Our research focuses on building tools to reduce the environmental impacts of energy systems, with an emphasis on greenhouse gas emissions (GHGs) from fossil energy systems. Other research areas include optimization of low emissions technologies, such as carbon dioxide capture, solar thermal, as well as methane leak detection and solar photovoltaic output prediction using machine vision systems. Our research methods include engineering-based life cycle assessment (LCA) modeling, computational optimization, machine learning and computer vision. Our research targets include transportation fuels (conventional oil and oil substitutes) and carbon dioxide capture and storage.
We study leakage from the natural gas system, with a focus on comprehensive assessment of leakage mechanisms, as well as ongoing work on detecting leakage from natural gas systems.
We develop a specialized machine vision system to make short-term forecsts of PV panel power output using sky images.

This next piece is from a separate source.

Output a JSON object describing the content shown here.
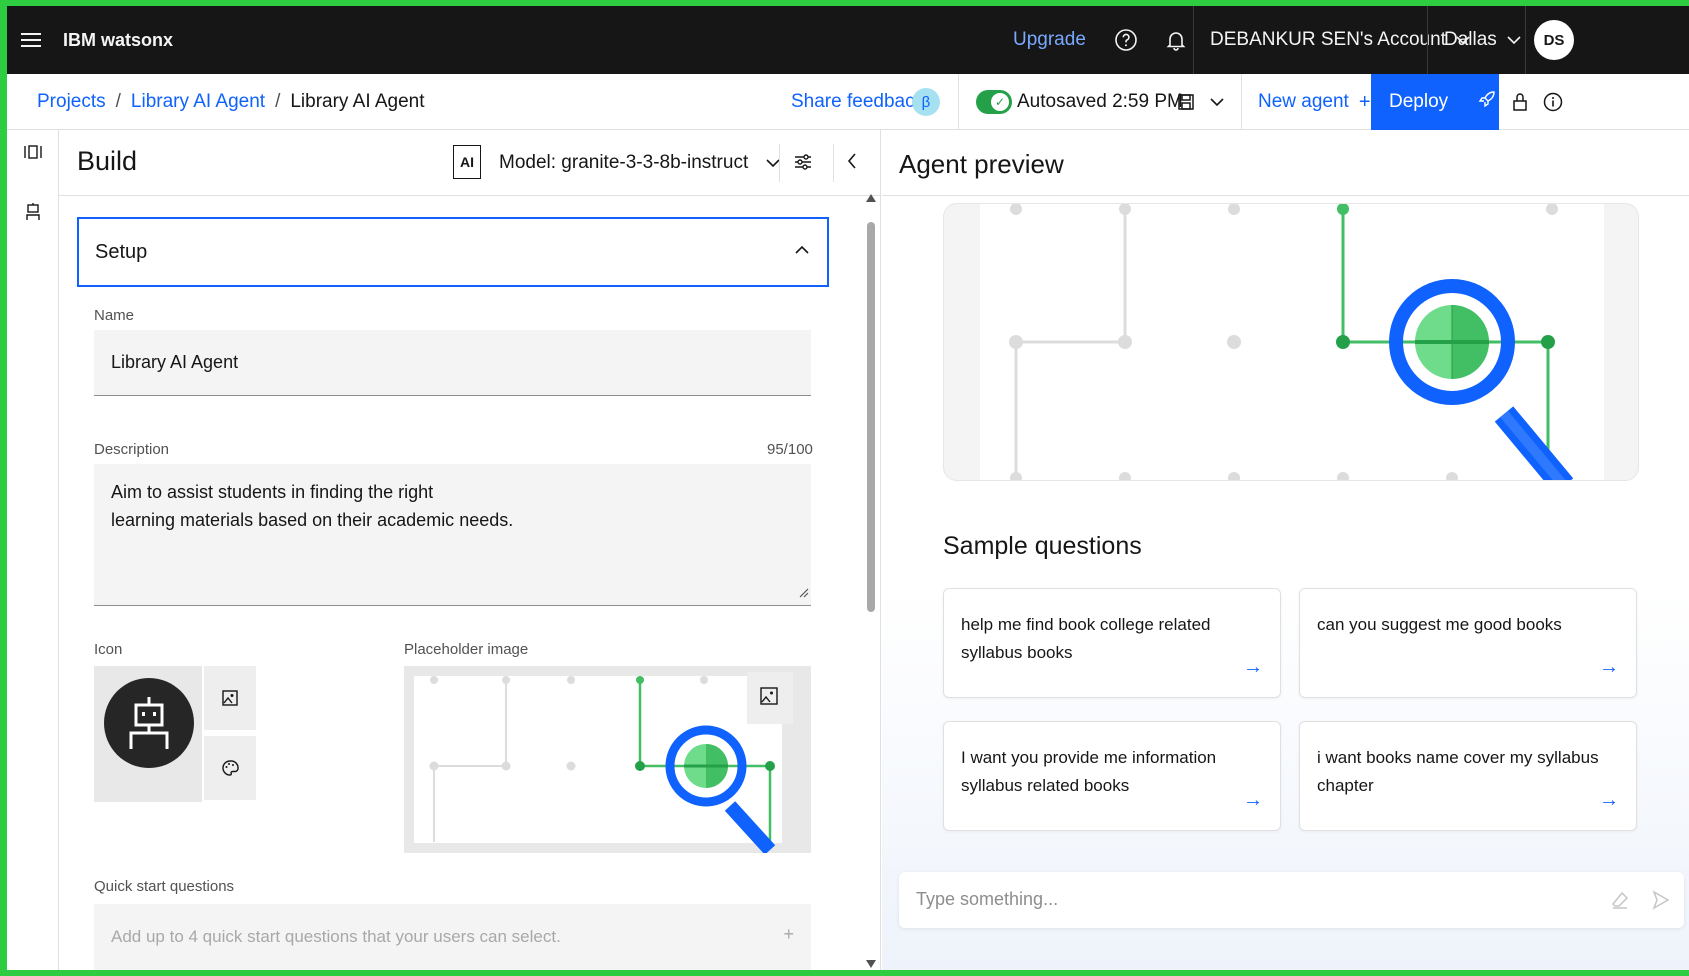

OPGEE is a bottom-up LCA tool that allows the user to estimate GHG emissions from oil and gas production operations under a variety of conditions and production technologies.
Optimization is used to choose technology configurations, designs, and operating conditions to achieve goals such as reduced cost and environmental impacts. Our group has applied optimization to carbon dioxide capture technologies and transportation fuels.

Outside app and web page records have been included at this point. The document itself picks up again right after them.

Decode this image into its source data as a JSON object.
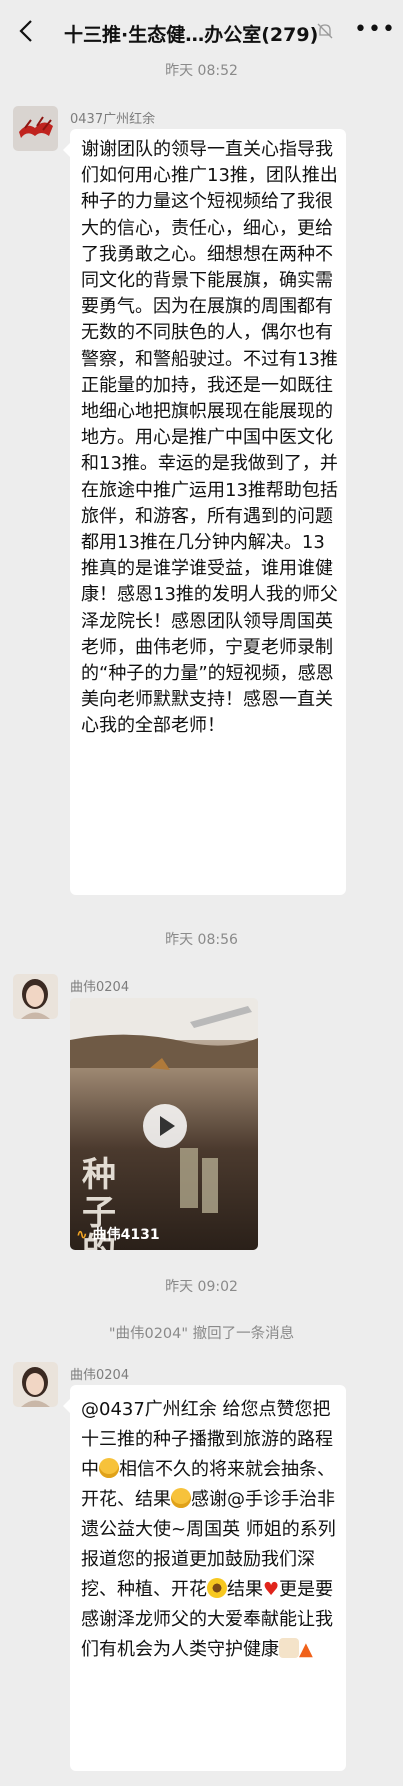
{
  "header": {
    "title": "十三推·生态健…办公室(279)",
    "back_icon": "chevron-left-icon",
    "mute_icon": "bell-muted-icon",
    "more_icon": "more-dots-icon"
  },
  "messages": [
    {
      "time": "昨天 08:52",
      "sender": "0437广州红余",
      "text": "谢谢团队的领导一直关心指导我们如何用心推广13推，团队推出种子的力量这个短视频给了我很大的信心，责任心，细心，更给了我勇敢之心。细想想在两种不同文化的背景下能展旗，确实需要勇气。因为在展旗的周围都有无数的不同肤色的人，偶尔也有警察，和警船驶过。不过有13推正能量的加持，我还是一如既往地细心地把旗帜展现在能展现的地方。用心是推广中国中医文化和13推。幸运的是我做到了，并在旅途中推广运用13推帮助包括旅伴，和游客，所有遇到的问题都用13推在几分钟内解决。13推真的是谁学谁受益，谁用谁健康！感恩13推的发明人我的师父泽龙院长！感恩团队领导周国英老师，曲伟老师，宁夏老师录制的“种子的力量”的短视频，感恩美向老师默默支持！感恩一直关心我的全部老师！"
    },
    {
      "time": "昨天 08:56",
      "sender": "曲伟0204",
      "video_overlay_title": "种子的",
      "video_caption": "曲伟4131"
    },
    {
      "time": "昨天 09:02",
      "recall": "\"曲伟0204\" 撤回了一条消息",
      "sender": "曲伟0204",
      "text_parts": [
        "@0437广州红余 给您点赞您把十三推的种子播撒到旅游的路程中",
        "相信不久的将来就会抽条、开花、结果",
        "感谢@手诊手治非遗公益大使~周国英 师姐的系列报道您的报道更加鼓励我们深挖、种植、开花",
        "结果",
        "更是要感谢泽龙师父的大爱奉献能让我们有机会为人类守护健康"
      ]
    }
  ],
  "colors": {
    "background": "#ededed",
    "bubble": "#ffffff",
    "meta_text": "#8a8a8a"
  }
}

Life cycle assessment (LCA) is used to generate comprehensive measures of environmental impacts from producing a fuel, a product or a service. Our group builds LCA models of energy technologies.

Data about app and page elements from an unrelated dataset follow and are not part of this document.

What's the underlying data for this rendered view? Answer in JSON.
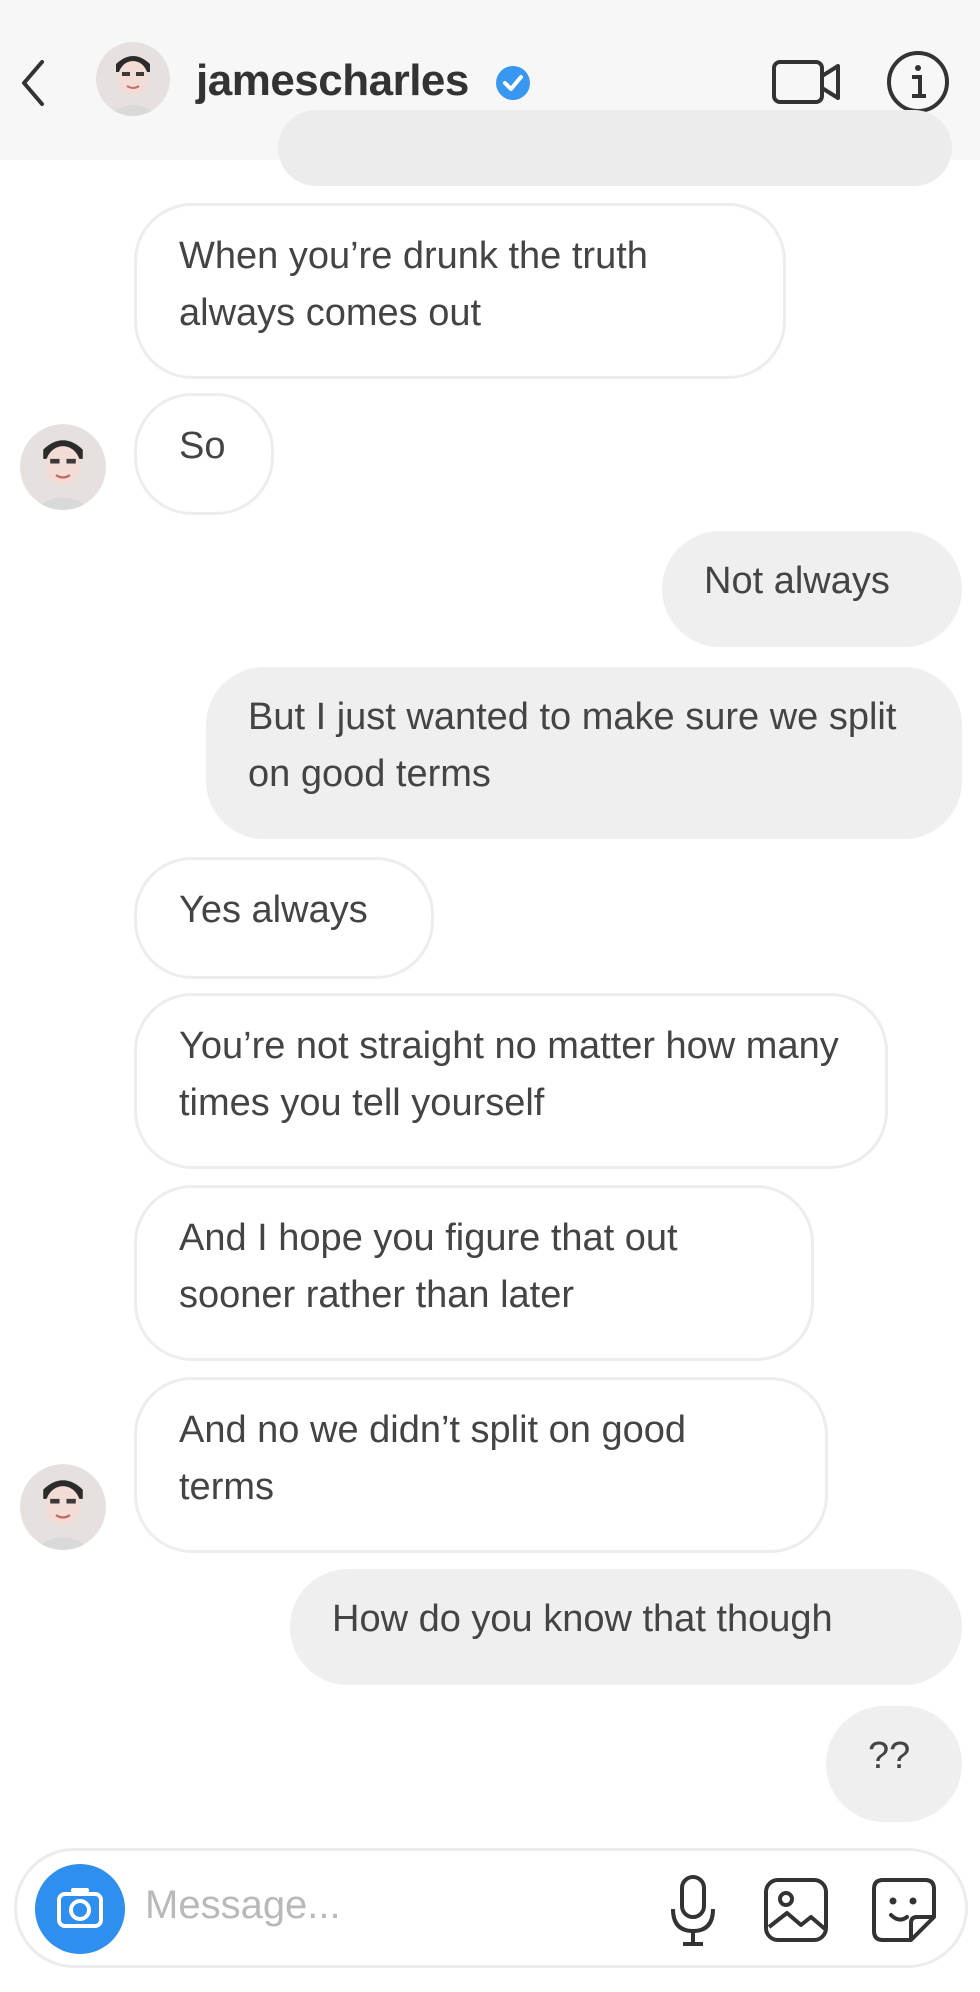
{
  "header": {
    "username": "jamescharles",
    "icons": [
      "back-chevron-icon",
      "avatar",
      "verified-badge-icon",
      "video-call-icon",
      "info-icon"
    ],
    "accent": "#3897f0"
  },
  "messages": [
    {
      "side": "received",
      "text": "When you’re drunk the truth always comes out"
    },
    {
      "side": "received",
      "text": "So"
    },
    {
      "side": "sent",
      "text": "Not always"
    },
    {
      "side": "sent",
      "text": "But I just wanted to make sure we split on good terms"
    },
    {
      "side": "received",
      "text": "Yes always"
    },
    {
      "side": "received",
      "text": "You’re not straight no matter how many times you tell yourself"
    },
    {
      "side": "received",
      "text": "And I hope you figure that out sooner rather than later"
    },
    {
      "side": "received",
      "text": "And no we didn’t split on good terms"
    },
    {
      "side": "sent",
      "text": "How do you know that though"
    },
    {
      "side": "sent",
      "text": "??"
    }
  ],
  "composer": {
    "placeholder": "Message...",
    "icons": [
      "camera-icon",
      "microphone-icon",
      "gallery-icon",
      "sticker-icon"
    ]
  }
}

The depletion of conventional energy resources has led to the development of fossil-based substitutes for oil such as oil shale, tar sands, and coal- and natural gas-based synthetic fuels. We examine the nature of resource depletion and the dynamics of these transitions.
Could the need for conventional oil decline more rapidly than expected, reducing concerns about geologic constraints to oil production? In this study, we examine the possibilities for oil depletion mitigation from demand reduction, efficiency improvements, and substitution of non-liquid and liquid fuels for conventional oil.
The FEAST model simulates the processes that cause natural gas system leaks to be created and fixed, allowing for assessment of different leak detection and repair technologies.
GHGfrack is an open-source engineering-based model to estimate greenhouse gas emissions from drilling and hydraulic fracturing operations.